× Biden Promised to Follow the Science. But Sometimes, He Gets Ahead of the Experts.
In his first visit to Iowa since announcing his second presidential run, Joe Biden joked to voters in Ankeny, Iowa, that Hillary Clinton’s presidential campaign “already announced” he was a rival.
The former vice president was only half joking.
Before a crowd of about 700 people, Biden said he had “no regrets” about his first run in 2008 and would have run again if “I’d been convinced I could do it.”
He said he put himself on the record for saying he would serve out the term in the White House if called to serve.
But Biden’s ties to Iowa — a state in which he once ran for Senate and has devoted years to the region as a congressman, and he holds a home on the western edge of the state — prompted his advisers to envision another race for the White House.
He told the crowd at the town hall that voters should “err on the side of life” in deciding whether to support a prospective candidate for president.
On the subject of climate change, which he’s emphasized for years, Biden offered a vocal endorsement for policies aimed at addressing the issue.
“I promise you, we are going to address it,” he said. “Climate change is the greatest threat to the future of humanity and planet Earth.”
Biden offered some weighty comments about the limits of a scientific consensus.
“Sixty-six percent of the people now have come out and say ‘yes,'” he said. “There is no crisis.”
“Look at your kids and grandkids,” he said. “It’s not tomorrow and it’s not even 2020.”
“If they don’t change, you don’t change,” he said. “Every month we don’t change, the oceans rise.”
Biden’s critics point to a climate march at the New York City airport he attended as evidence that he’s too eager to get ahead of scientists.
Still, President Donald Trump’s administration has been at odds with scientists on many issues.
During the 2012 presidential election, Vice President Joe Biden told the audience at a Minnesota event, “if our Nobel Prize-winning scientists tell us we need to worry about the Bible and not global warming, then we have an enemy that we need to be worried about.”
During Biden’s most recent presidential bid, Clinton surrogate Elizabeth Warren carried the day on the issue in Iowa.
Now in her re-election campaign for a full term in the Senate, Warren once again has drawn attention to global warming, using her book, “The Democratic Threat,” to advance her economic agenda and stand out against the president.
“We can all agree that we need to do more to protect our climate,” Warren wrote. “But there is only one group of people who know with absolute certainty what the effects of climate change will be: the scientists who have spent their lives studying it.”
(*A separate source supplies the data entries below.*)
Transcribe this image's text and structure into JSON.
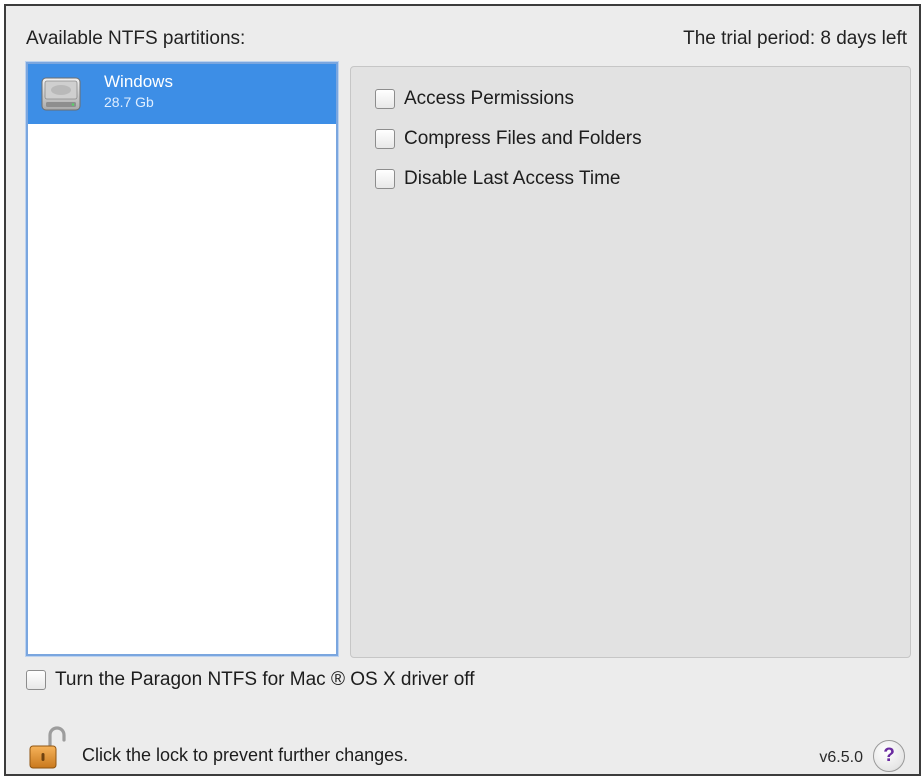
{
  "header": {
    "partitions_label": "Available NTFS partitions:",
    "trial_label": "The trial period: 8 days left"
  },
  "partitions": [
    {
      "name": "Windows",
      "size": "28.7 Gb",
      "icon": "hard-disk-icon",
      "selected": true
    }
  ],
  "options": [
    {
      "label": "Access Permissions",
      "checked": false
    },
    {
      "label": "Compress Files and Folders",
      "checked": false
    },
    {
      "label": "Disable Last Access Time",
      "checked": false
    }
  ],
  "driver_toggle": {
    "label": "Turn the Paragon NTFS for Mac ® OS X driver off",
    "checked": false
  },
  "footer": {
    "lock_text": "Click the lock to prevent further changes.",
    "lock_icon": "unlocked-padlock-icon",
    "version": "v6.5.0",
    "help_label": "?"
  },
  "colors": {
    "selection": "#3d8ee6",
    "panel": "#e2e2e2",
    "window": "#ececec",
    "help_glyph": "#6a2ba0"
  }
}
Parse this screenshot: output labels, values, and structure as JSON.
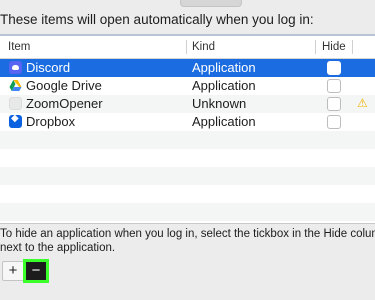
{
  "heading": "These items will open automatically when you log in:",
  "columns": {
    "item": "Item",
    "kind": "Kind",
    "hide": "Hide"
  },
  "rows": [
    {
      "name": "Discord",
      "kind": "Application",
      "icon": "discord-icon",
      "selected": true,
      "hidden": false
    },
    {
      "name": "Google Drive",
      "kind": "Application",
      "icon": "google-drive-icon",
      "selected": false,
      "hidden": false
    },
    {
      "name": "ZoomOpener",
      "kind": "Unknown",
      "icon": "generic-app-icon",
      "selected": false,
      "hidden": false,
      "warning": "warning-icon"
    },
    {
      "name": "Dropbox",
      "kind": "Application",
      "icon": "dropbox-icon",
      "selected": false,
      "hidden": false
    }
  ],
  "footer": {
    "line1": "To hide an application when you log in, select the tickbox in the Hide column",
    "line2": "next to the application."
  },
  "buttons": {
    "add": "+",
    "remove": "−"
  },
  "colors": {
    "selection": "#1b6ce0",
    "highlight": "#3bff2a",
    "warning": "#f0b400"
  }
}
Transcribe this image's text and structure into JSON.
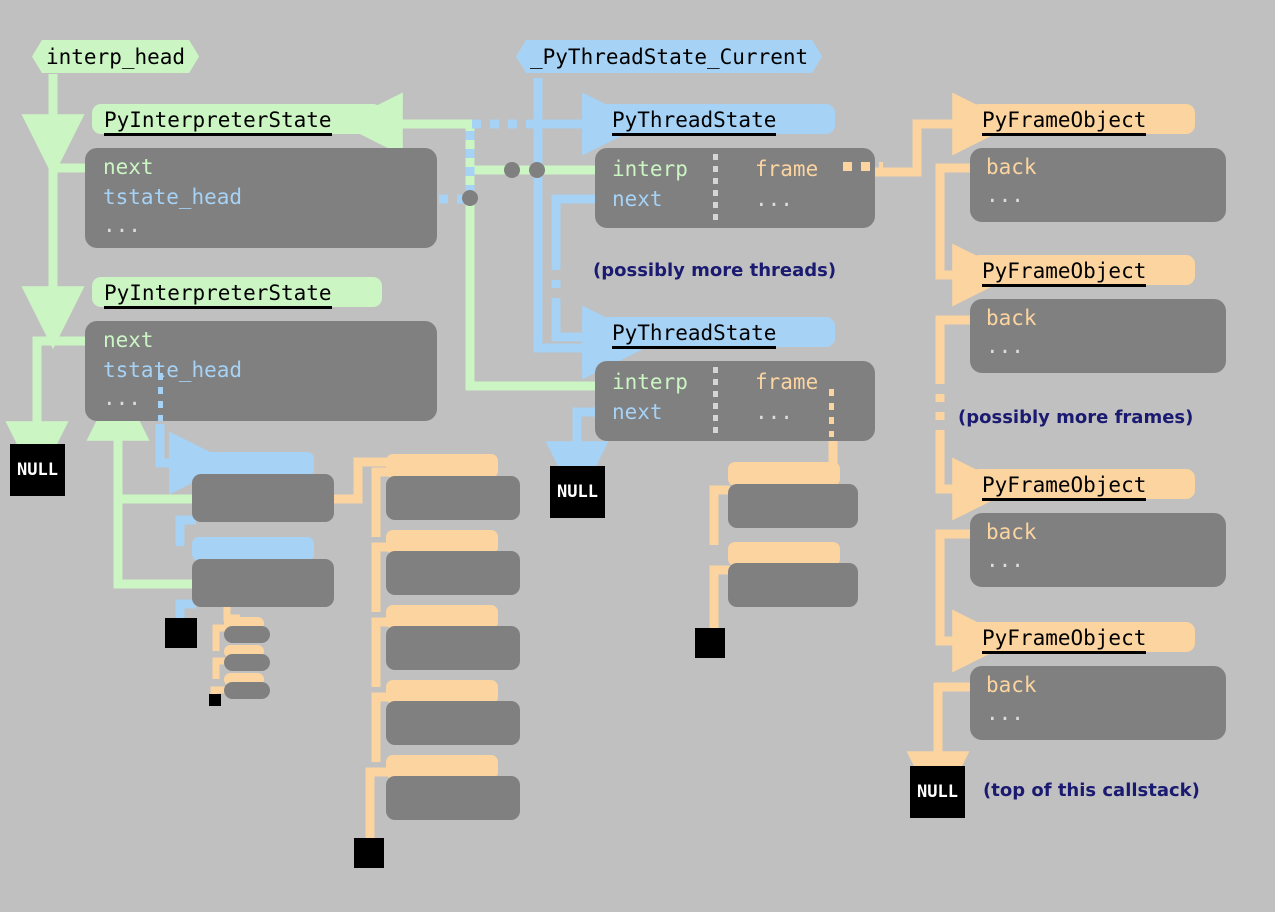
{
  "diagram": {
    "title": "CPython interpreter / thread / frame object graph",
    "background_color": "#c0c0c0",
    "palette": {
      "interpreter_green": "#ccf5c4",
      "thread_blue": "#a6d2f5",
      "frame_orange": "#fbd4a0",
      "body_grey": "#808080",
      "null_black": "#000000",
      "note_navy": "#1a1a70"
    }
  },
  "tags": {
    "interp_head": "interp_head",
    "pythreadstate_current": "_PyThreadState_Current"
  },
  "interpreters": [
    {
      "header": "PyInterpreterState",
      "fields": {
        "next": "next",
        "tstate_head": "tstate_head",
        "more": "..."
      }
    },
    {
      "header": "PyInterpreterState",
      "fields": {
        "next": "next",
        "tstate_head": "tstate_head",
        "more": "..."
      }
    }
  ],
  "threads": [
    {
      "header": "PyThreadState",
      "fields": {
        "interp": "interp",
        "next": "next",
        "frame": "frame",
        "more": "..."
      }
    },
    {
      "header": "PyThreadState",
      "fields": {
        "interp": "interp",
        "next": "next",
        "frame": "frame",
        "more": "..."
      }
    }
  ],
  "frames": [
    {
      "header": "PyFrameObject",
      "fields": {
        "back": "back",
        "more": "..."
      }
    },
    {
      "header": "PyFrameObject",
      "fields": {
        "back": "back",
        "more": "..."
      }
    },
    {
      "header": "PyFrameObject",
      "fields": {
        "back": "back",
        "more": "..."
      }
    },
    {
      "header": "PyFrameObject",
      "fields": {
        "back": "back",
        "more": "..."
      }
    }
  ],
  "nulls": {
    "interp_chain_end": "NULL",
    "thread_chain_end": "NULL",
    "frame_chain_end": "NULL"
  },
  "notes": {
    "more_threads": "(possibly more threads)",
    "more_frames": "(possibly more frames)",
    "top_of_callstack": "(top of this callstack)"
  },
  "icons": {
    "arrow_head": "arrowhead-icon",
    "junction_dot": "junction-dot-icon",
    "dotted_link": "dotted-link-icon"
  }
}
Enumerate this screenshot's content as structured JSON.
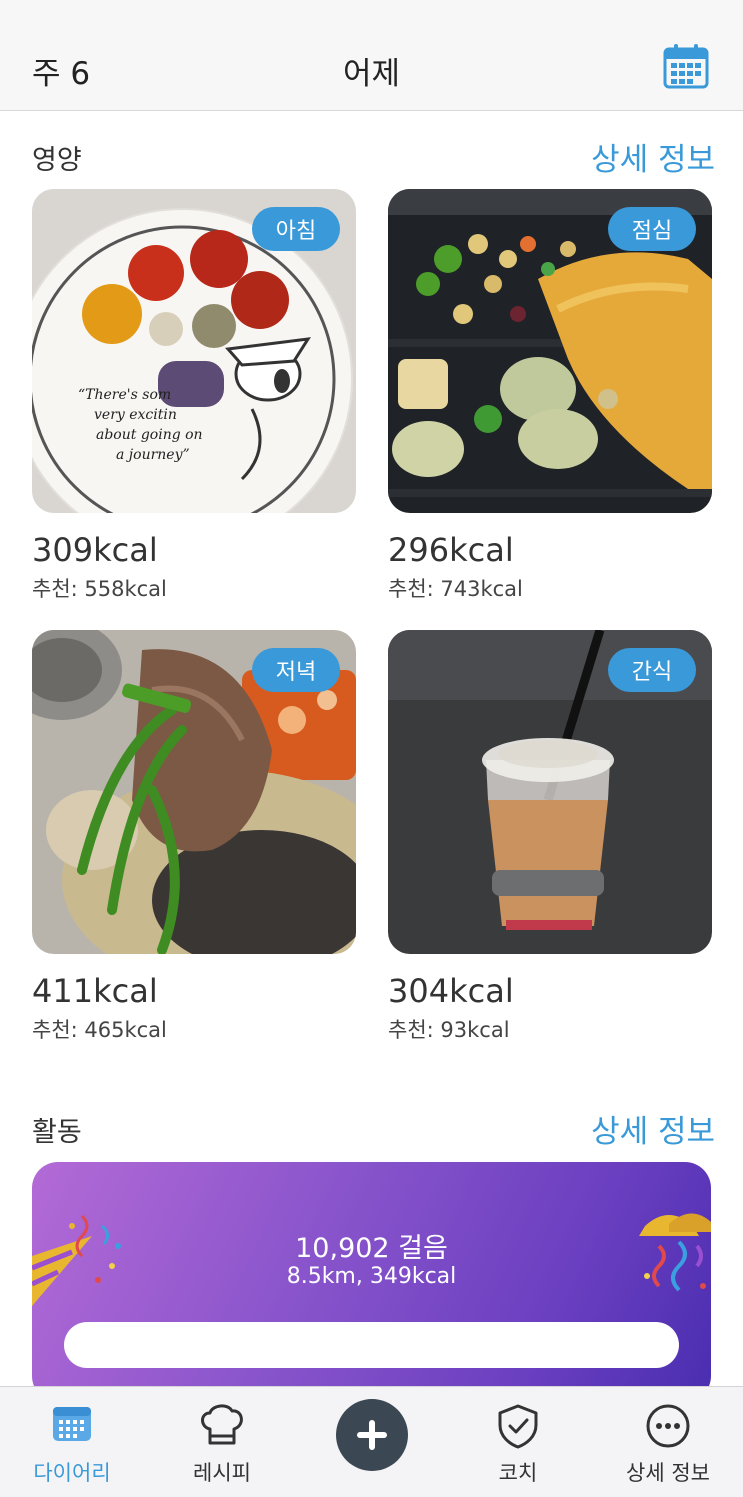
{
  "header": {
    "week": "주 6",
    "title": "어제"
  },
  "nutrition": {
    "section_title": "영양",
    "details_link": "상세 정보",
    "meals": [
      {
        "badge": "아침",
        "kcal": "309kcal",
        "recommended": "추천: 558kcal"
      },
      {
        "badge": "점심",
        "kcal": "296kcal",
        "recommended": "추천: 743kcal"
      },
      {
        "badge": "저녁",
        "kcal": "411kcal",
        "recommended": "추천: 465kcal"
      },
      {
        "badge": "간식",
        "kcal": "304kcal",
        "recommended": "추천: 93kcal"
      }
    ],
    "plate_text": [
      "“There's som",
      "very excitin",
      "about going on",
      "a journey”"
    ]
  },
  "activity": {
    "section_title": "활동",
    "details_link": "상세 정보",
    "steps": "10,902 걸음",
    "distance_kcal": "8.5km, 349kcal"
  },
  "nav": {
    "items": [
      {
        "label": "다이어리",
        "icon": "calendar-icon",
        "active": true
      },
      {
        "label": "레시피",
        "icon": "chef-hat-icon",
        "active": false
      },
      {
        "label": "",
        "icon": "plus-icon",
        "active": false
      },
      {
        "label": "코치",
        "icon": "shield-check-icon",
        "active": false
      },
      {
        "label": "상세 정보",
        "icon": "more-dots-icon",
        "active": false
      }
    ]
  },
  "colors": {
    "accent": "#3a9ad9",
    "add_button": "#3b4752",
    "activity_gradient_start": "#b36ad6",
    "activity_gradient_end": "#4a2db0"
  }
}
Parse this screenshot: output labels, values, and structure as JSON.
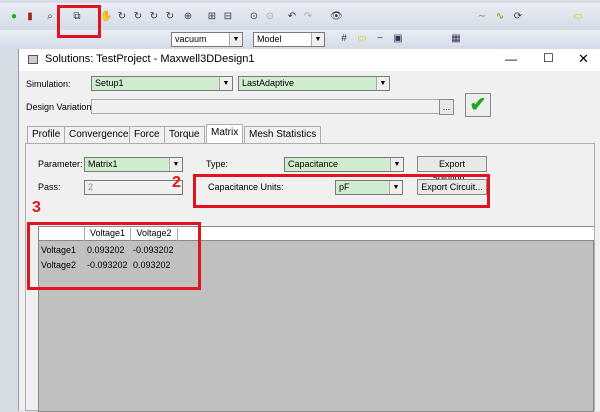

In 2012, Obama tapped Biden to lead the Environmental Protection Agency’s transition team during the second term. At the time, he vowed “to work hard to reduce carbon pollution from power plants” and “use the power of government to grow clean energy.”
He called for the Environmental Protection Agency to lead “a new era of American energy dominance.”
“Our government won’t just increase emissions, it will also reduce them,” Biden said.
Biden had pledged in 2007 to address climate change, and in his second term in office made the issue a theme of his national security speeches.
In 2013, the EPA took steps to limit carbon pollution, and in 2016, the agency finalized rules to reduce carbon emissions from new power plants and established the most aggressive standards yet for existing power plants.
Now, as Democratic leaders race to catch up to climate change on the national political stage, Biden has a head start.
But it remains to be seen how successfully he is able to position himself in the party’s debate.